Whether you fancy a lush floral panorama, or a vegetable cornucopia for your dinner table, here are some tips on how to get started, and some pitfalls to avoid:

1. Where to plant? Choosing a site for your garden


Planning is the essential first step for any new project. Find the best place for your new garden based both on location and what you plan to grow. For an herb or vegetable garden, consider a site that will experience at least six hours of sunlight daily. Drainage is another issue to consider, as herbs and veggies require well-drained soil. For a smaller budget, plan, or backyard, consider using a container garden, or pots and boxes. (Naturally, floral beds would be placed close to your home for aesthetic reasons)

2. Soil: Imperative to organic growing


Soil is the main ingredient in this recipe, as your soil quality ultimately determines the health and yield of your garden. Ideally, you’d like to have crumbly, organically-rich soil (drains well and holds nutrients); adding peat, compost, manure, or leaf clippings can aid in amending the soil — composting also helps feed plants, conserve water, and cut down on weeds and garbage consumption from food/yard waste.

3.What to plant? Fruits, Vegetables, and Flowers


Before heading off to the nearest nursery, be forewarned that most nursery plants are conventionally grown (using chemical fertilizers and pesticides), so it may be in better judgment to start from seed early in the season (ideal for sweet peas, squash, or cucumbers), or seek out seedlings raised without chemicals for later in the season. A good place to find them may be a local farmers market, as they would have fruits and vegetables that grow well in the climate of your surrounding environment. If this is your first garden, take note some easy-to-grow vegetables like tomatoes, pea shoots, beetroot, lettuce, mint, onions, strawberries, and cucumbers.

4.Spacing, Planting, and Labelling

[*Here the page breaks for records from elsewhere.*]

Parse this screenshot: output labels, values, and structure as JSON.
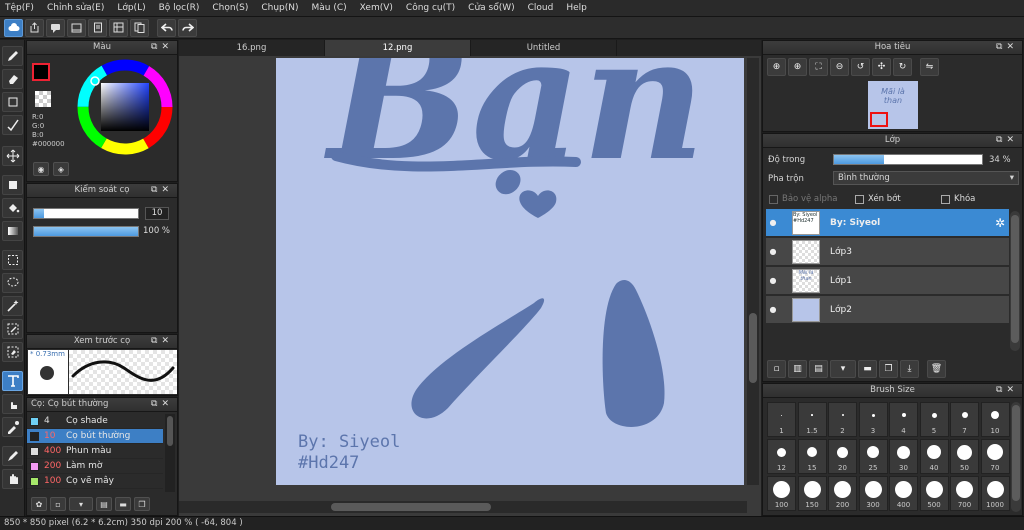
{
  "menu": [
    "Tệp(F)",
    "Chỉnh sửa(E)",
    "Lớp(L)",
    "Bộ lọc(R)",
    "Chọn(S)",
    "Chụp(N)",
    "Màu (C)",
    "Xem(V)",
    "Công cụ(T)",
    "Cửa sổ(W)",
    "Cloud",
    "Help"
  ],
  "colors": {
    "accent": "#3d7fc5",
    "canvas_bg": "#b7c5e9",
    "ink": "#5c75ac",
    "panel": "#2b2b2b"
  },
  "color_panel": {
    "title": "Màu",
    "r": "R:0",
    "g": "G:0",
    "b": "B:0",
    "hex": "#000000"
  },
  "brush_control": {
    "title": "Kiểm soát cọ",
    "size_value": "10",
    "opacity_value": "100 %",
    "size_fraction": 0.1,
    "opacity_fraction": 1.0
  },
  "brush_preview": {
    "title": "Xem trước cọ",
    "size_label": "* 0.73mm"
  },
  "brush_list": {
    "title": "Cọ: Cọ bút thường",
    "items": [
      {
        "num": "4",
        "name": "Cọ shade",
        "color": "#6fd0f5"
      },
      {
        "num": "10",
        "name": "Cọ bút thường",
        "color": "#222222",
        "selected": true
      },
      {
        "num": "400",
        "name": "Phun màu",
        "color": "#dddddd"
      },
      {
        "num": "200",
        "name": "Làm mờ",
        "color": "#f29af2"
      },
      {
        "num": "100",
        "name": "Cọ vẽ mây",
        "color": "#a6e86a"
      }
    ]
  },
  "tabs": [
    {
      "label": "16.png"
    },
    {
      "label": "12.png",
      "active": true
    },
    {
      "label": "Untitled"
    }
  ],
  "canvas": {
    "letters": "Bạn",
    "sig1": "By: Siyeol",
    "sig2": "#Hd247"
  },
  "navigator": {
    "title": "Hoa tiêu",
    "thumb_line1": "Mãi là",
    "thumb_line2": "than"
  },
  "layer_panel": {
    "title": "Lớp",
    "opacity_label": "Độ trong",
    "opacity_value": "34 %",
    "opacity_fraction": 0.34,
    "blend_label": "Pha trộn",
    "blend_value": "Bình thường",
    "protect_alpha": "Bảo vệ alpha",
    "clip": "Xén bớt",
    "lock": "Khóa",
    "layers": [
      {
        "name": "By: Siyeol",
        "selected": true,
        "thumb_text": "By: Siyeol #Hd247"
      },
      {
        "name": "Lớp3"
      },
      {
        "name": "Lớp1",
        "thumb_text": "Mãi là than"
      },
      {
        "name": "Lớp2",
        "fill": "#b7c5e9"
      }
    ]
  },
  "brush_size": {
    "title": "Brush Size",
    "sizes": [
      [
        "1",
        "1.5",
        "2",
        "3",
        "4",
        "5",
        "7",
        "10"
      ],
      [
        "12",
        "15",
        "20",
        "25",
        "30",
        "40",
        "50",
        "70"
      ],
      [
        "100",
        "150",
        "200",
        "300",
        "400",
        "500",
        "700",
        "1000"
      ]
    ]
  },
  "status": "850 * 850 pixel  (6.2 * 6.2cm)  350 dpi  200 %  ( -64, 804 )"
}
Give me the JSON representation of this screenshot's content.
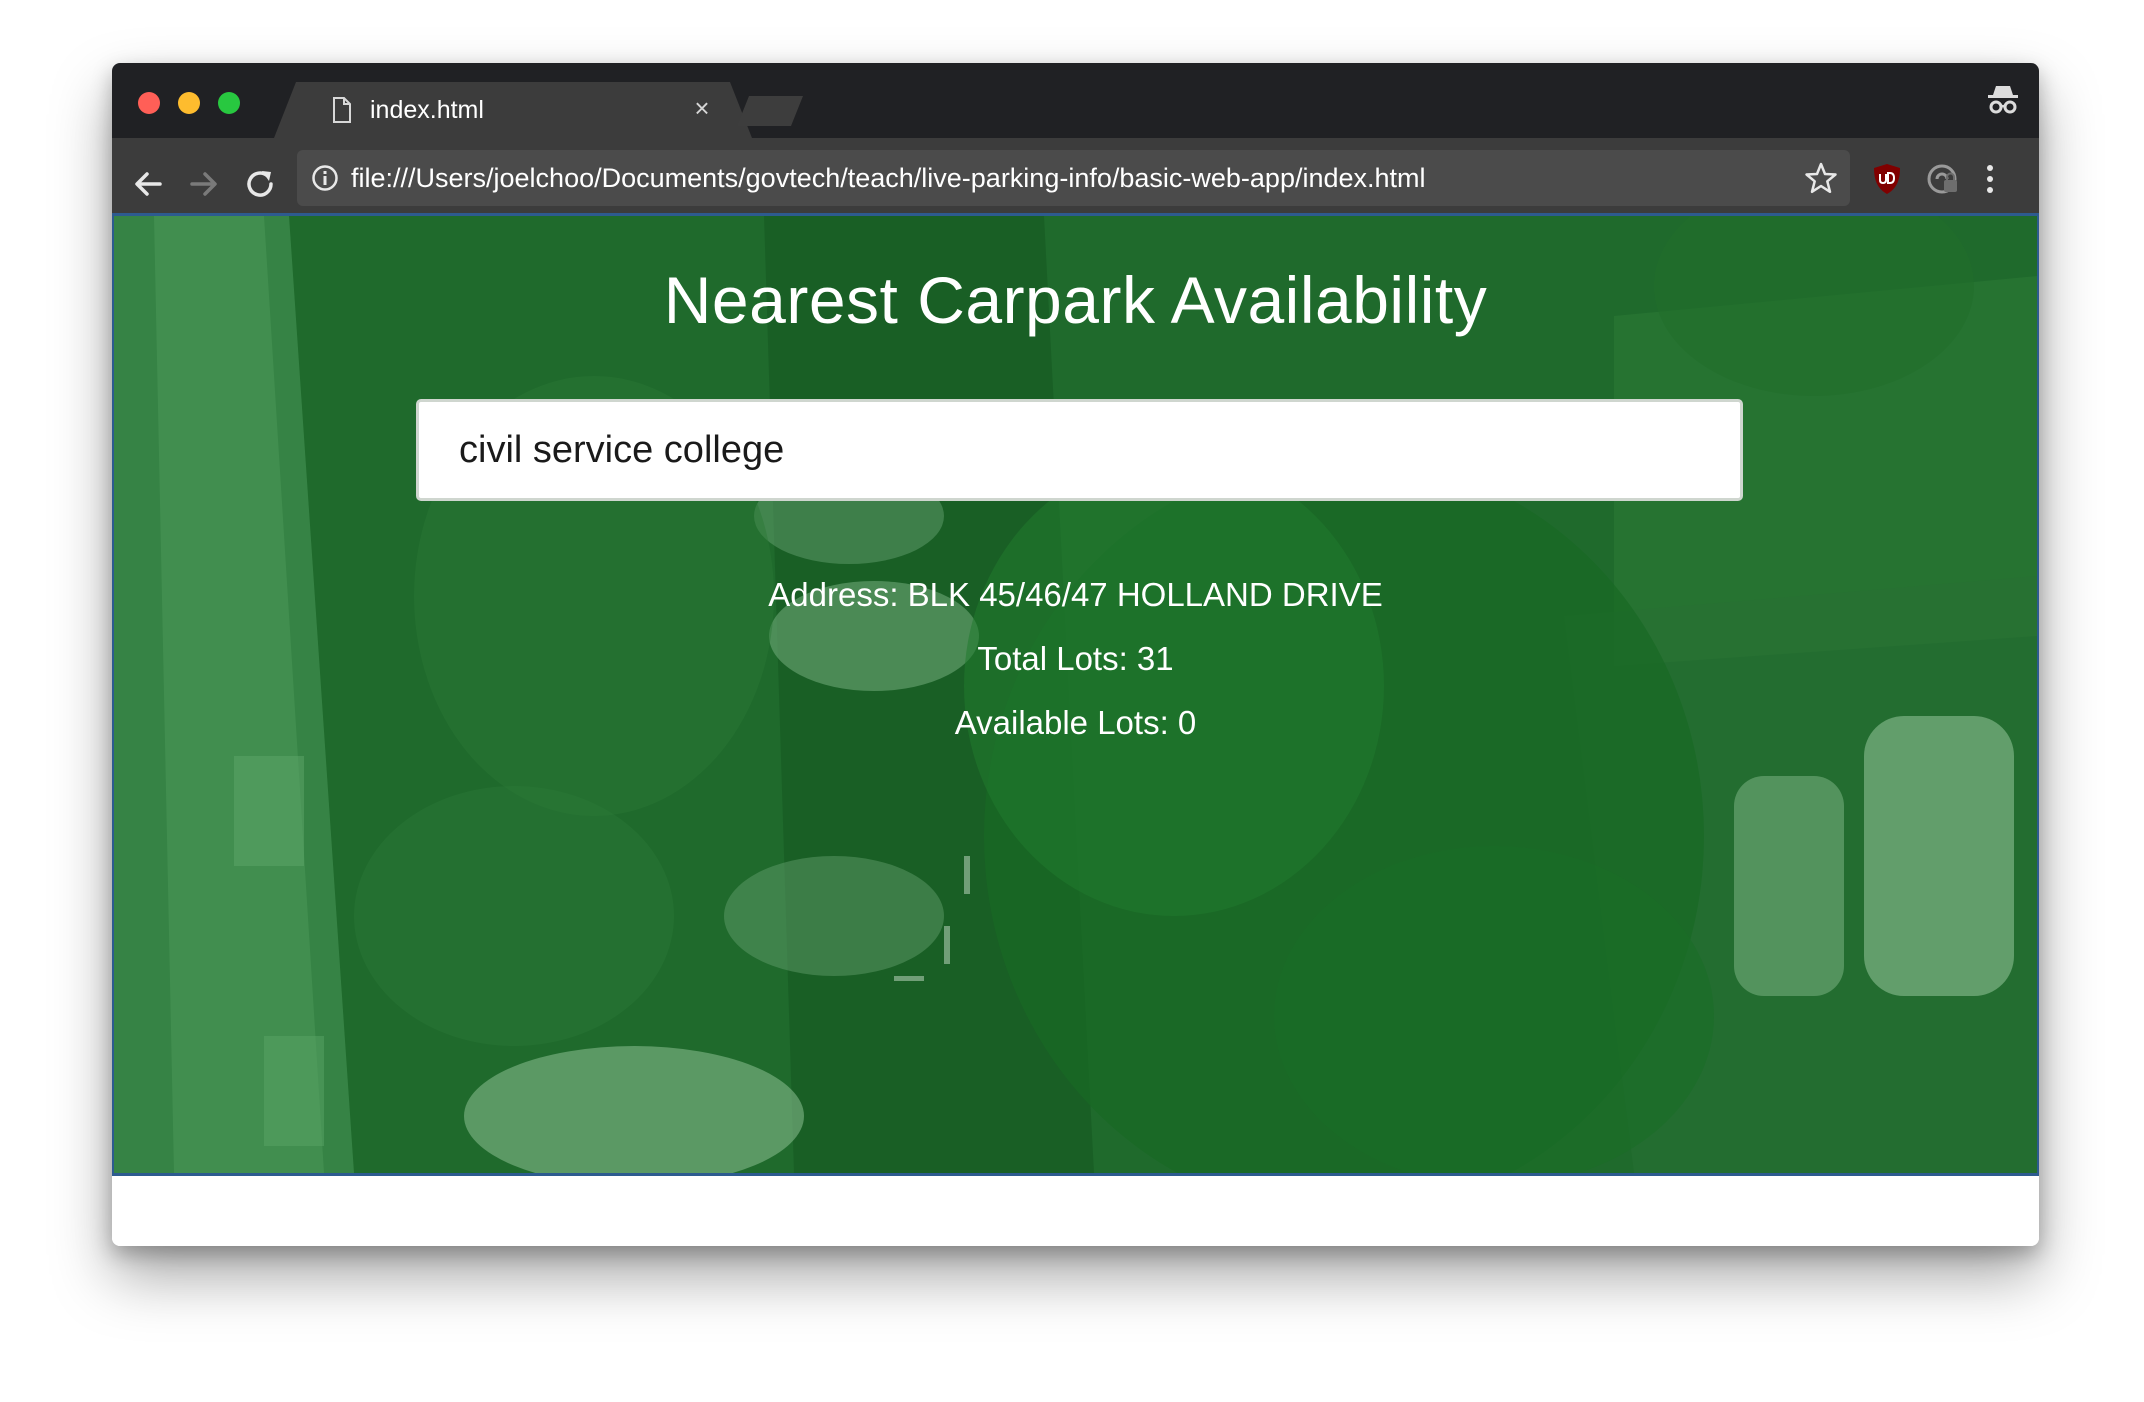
{
  "browser": {
    "tab_title": "index.html",
    "tab_close": "×",
    "url": "file:///Users/joelchoo/Documents/govtech/teach/live-parking-info/basic-web-app/index.html",
    "icons": {
      "back": "arrow-left",
      "forward": "arrow-right",
      "reload": "reload",
      "info": "info-circle",
      "bookmark": "star-outline",
      "extension1": "ublock-origin-shield",
      "extension2": "lock-shield",
      "menu": "three-dots-vertical",
      "incognito": "incognito-spy"
    },
    "colors": {
      "traffic_red": "#ff5f57",
      "traffic_yellow": "#febc2e",
      "traffic_green": "#28c840",
      "chrome_dark": "#202124",
      "toolbar": "#3c3c3c"
    }
  },
  "page": {
    "title": "Nearest Carpark Availability",
    "search": {
      "value": "civil service college"
    },
    "result": {
      "address": "Address: BLK 45/46/47 HOLLAND DRIVE",
      "total_lots": "Total Lots: 31",
      "available_lots": "Available Lots: 0"
    },
    "colors": {
      "overlay": "#1f6a2c",
      "text": "#ffffff"
    }
  }
}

If you’ve chosen seedlings, be sure to water them prior to planting, whether you plan on planting them today or tomorrow; this will help your plant adjust better to its new environment, avoiding transplant shock. How you arrange your plants will ultimately determine the yield. Stagger plants by planting in triangles, as opposed to rows or square patterns. Plant tightly, but avoid crowding; this will cut down on weeding and water waste, and also foster good air circulation, which repels fungal attacks. Watering should be done in the morning, as mornings tend to be cool and calm, reducing water evaporation.

5.Pest Control

Always an issue with any garden, pest control can be proactively addressed, and maintained in an eco-friendly manner. Ladybugs are a gardener’s best friend, as they prey on smaller insects (and larvae) harmful to plant life, such as aphids, mites, and leaf hoppers. Many garden centres have ladybugs available for purchase. Other preventative measures can include nets, row covers, and even organic weapons like Bacillus thuringiensis, a naturally occurring bacterium that upsets the digestion of caterpillars and other leaf-eaters. There are also horticultural oils, insecticidal soaps, and garlic and/or hot pepper sprays that can be utilized to prevent pests from invading your garden.

6.Succession Planting and Harvesting

Make the most of the growing season by growing more than one crop in a single area, via succession planting. Early crops (such as leaf lettuce) can be replaced with fast-maturing crops (like corn), and then again with overwintering crops like garlic or onions. Don’t forget to replenish the soil with compost each time you replant! When it comes time to harvest, do as much as possible; as a general rule, the more you harvest, the more your plants will produce. Be careful while harvesting (use sharp knife or scissors), as sometimes yanking or pulling with your fingers can damage plant tissue.